WHAT IS BEING ASKED
Search each line below for "this", then return the lines where it appears.

SOURCE RECORDS

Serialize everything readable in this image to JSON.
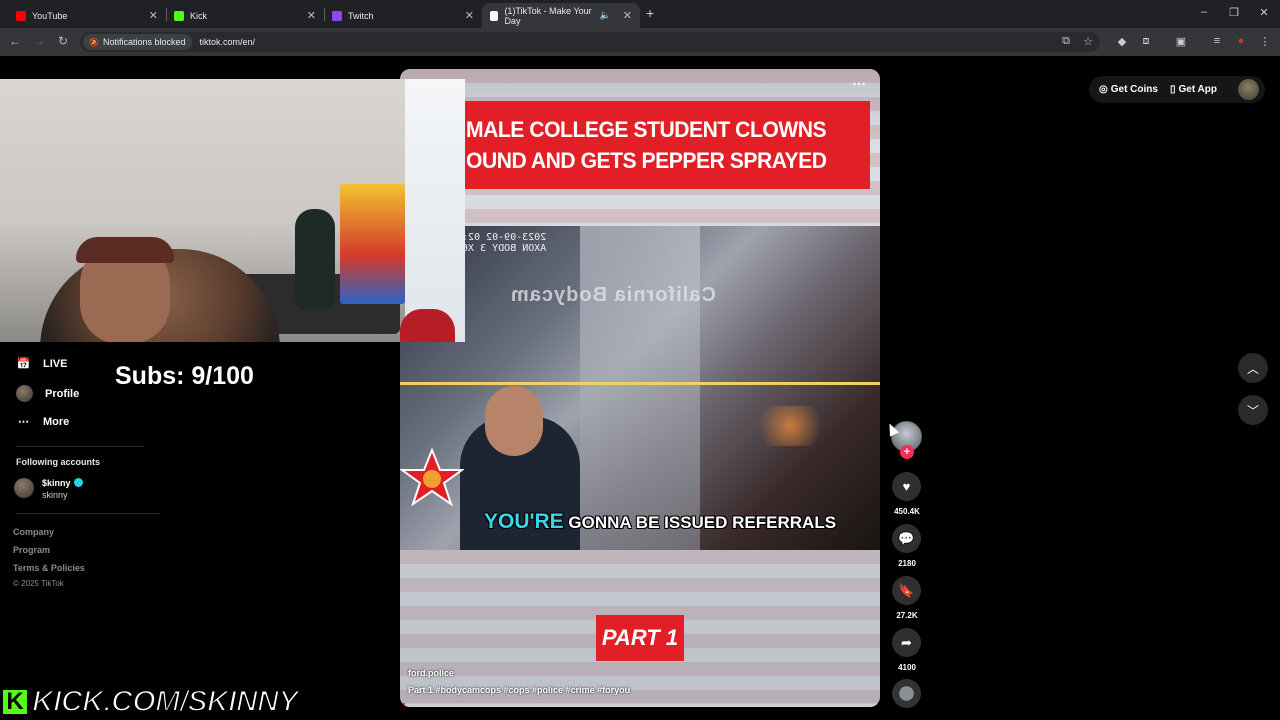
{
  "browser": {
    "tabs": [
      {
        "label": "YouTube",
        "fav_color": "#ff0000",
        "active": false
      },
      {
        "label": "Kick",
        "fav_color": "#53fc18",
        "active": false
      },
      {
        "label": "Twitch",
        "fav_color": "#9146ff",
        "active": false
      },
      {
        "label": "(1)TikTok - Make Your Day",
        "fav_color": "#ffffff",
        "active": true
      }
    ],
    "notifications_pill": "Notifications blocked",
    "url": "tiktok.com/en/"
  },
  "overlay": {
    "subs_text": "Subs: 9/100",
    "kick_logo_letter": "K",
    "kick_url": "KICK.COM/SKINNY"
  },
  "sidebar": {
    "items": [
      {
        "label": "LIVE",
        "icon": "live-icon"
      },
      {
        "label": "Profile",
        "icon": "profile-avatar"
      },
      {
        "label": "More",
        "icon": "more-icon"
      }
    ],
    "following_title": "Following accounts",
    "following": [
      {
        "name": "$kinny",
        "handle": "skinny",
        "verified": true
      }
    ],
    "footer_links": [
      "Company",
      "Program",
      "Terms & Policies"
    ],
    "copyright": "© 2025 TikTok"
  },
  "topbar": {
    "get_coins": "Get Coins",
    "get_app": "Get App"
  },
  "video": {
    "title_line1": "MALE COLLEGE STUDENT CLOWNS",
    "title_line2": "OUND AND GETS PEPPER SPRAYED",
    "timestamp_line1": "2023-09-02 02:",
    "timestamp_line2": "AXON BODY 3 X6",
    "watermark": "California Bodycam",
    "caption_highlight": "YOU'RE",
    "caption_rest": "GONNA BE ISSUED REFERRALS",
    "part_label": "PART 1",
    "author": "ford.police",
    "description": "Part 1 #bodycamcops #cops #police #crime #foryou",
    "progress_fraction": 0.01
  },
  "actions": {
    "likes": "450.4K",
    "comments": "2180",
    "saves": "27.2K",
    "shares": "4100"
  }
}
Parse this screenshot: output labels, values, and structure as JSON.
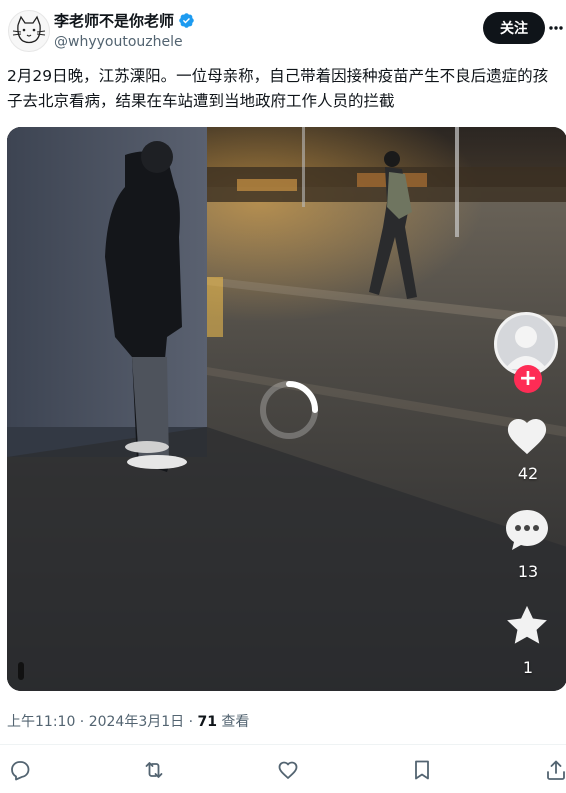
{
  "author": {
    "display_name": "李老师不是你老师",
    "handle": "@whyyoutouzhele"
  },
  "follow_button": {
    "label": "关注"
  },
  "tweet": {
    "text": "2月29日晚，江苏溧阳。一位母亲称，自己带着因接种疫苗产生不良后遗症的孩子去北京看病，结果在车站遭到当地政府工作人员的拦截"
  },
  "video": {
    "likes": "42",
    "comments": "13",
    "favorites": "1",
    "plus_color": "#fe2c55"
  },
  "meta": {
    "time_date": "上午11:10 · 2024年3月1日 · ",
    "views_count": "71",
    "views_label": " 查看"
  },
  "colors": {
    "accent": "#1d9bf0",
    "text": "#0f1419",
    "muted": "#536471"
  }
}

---

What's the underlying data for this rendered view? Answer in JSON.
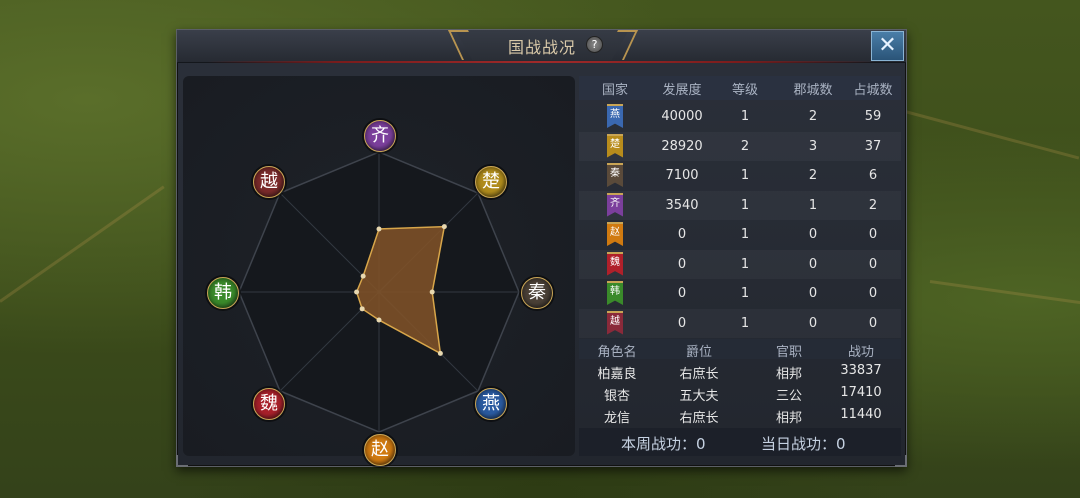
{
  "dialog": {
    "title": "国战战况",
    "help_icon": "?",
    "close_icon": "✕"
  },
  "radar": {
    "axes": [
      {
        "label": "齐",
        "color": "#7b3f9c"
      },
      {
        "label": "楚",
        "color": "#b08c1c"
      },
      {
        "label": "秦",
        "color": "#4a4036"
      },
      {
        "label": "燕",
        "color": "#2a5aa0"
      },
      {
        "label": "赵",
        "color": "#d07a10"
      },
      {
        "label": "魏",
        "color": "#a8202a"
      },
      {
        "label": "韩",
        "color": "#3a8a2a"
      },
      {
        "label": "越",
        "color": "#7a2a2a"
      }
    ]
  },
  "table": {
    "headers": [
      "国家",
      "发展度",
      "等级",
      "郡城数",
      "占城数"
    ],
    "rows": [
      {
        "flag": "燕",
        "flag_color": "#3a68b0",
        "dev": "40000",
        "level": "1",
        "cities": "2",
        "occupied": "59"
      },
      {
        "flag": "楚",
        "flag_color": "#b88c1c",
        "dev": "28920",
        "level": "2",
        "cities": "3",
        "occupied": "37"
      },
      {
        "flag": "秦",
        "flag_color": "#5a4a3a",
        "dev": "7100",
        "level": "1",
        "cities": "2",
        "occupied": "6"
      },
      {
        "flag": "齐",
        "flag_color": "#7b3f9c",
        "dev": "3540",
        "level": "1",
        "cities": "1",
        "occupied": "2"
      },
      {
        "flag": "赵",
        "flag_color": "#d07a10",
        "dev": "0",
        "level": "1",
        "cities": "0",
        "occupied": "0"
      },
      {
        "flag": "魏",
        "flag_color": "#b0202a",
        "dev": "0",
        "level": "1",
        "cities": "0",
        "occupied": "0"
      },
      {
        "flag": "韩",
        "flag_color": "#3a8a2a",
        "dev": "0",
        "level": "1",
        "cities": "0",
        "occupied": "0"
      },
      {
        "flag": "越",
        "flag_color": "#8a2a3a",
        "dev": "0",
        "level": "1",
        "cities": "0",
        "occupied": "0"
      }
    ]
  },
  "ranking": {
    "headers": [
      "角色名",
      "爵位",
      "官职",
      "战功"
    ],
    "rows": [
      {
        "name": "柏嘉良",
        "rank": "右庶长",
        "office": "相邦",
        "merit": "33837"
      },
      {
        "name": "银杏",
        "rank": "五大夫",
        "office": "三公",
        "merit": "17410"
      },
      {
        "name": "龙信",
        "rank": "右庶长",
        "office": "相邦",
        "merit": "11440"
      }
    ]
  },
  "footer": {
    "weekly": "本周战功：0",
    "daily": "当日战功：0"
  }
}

WRITTEN ANSWER
Serialize everything readable in this image to JSON.
Parse this screenshot: output labels, values, and structure as JSON.
What's the underlying data for this rendered view? Answer in JSON.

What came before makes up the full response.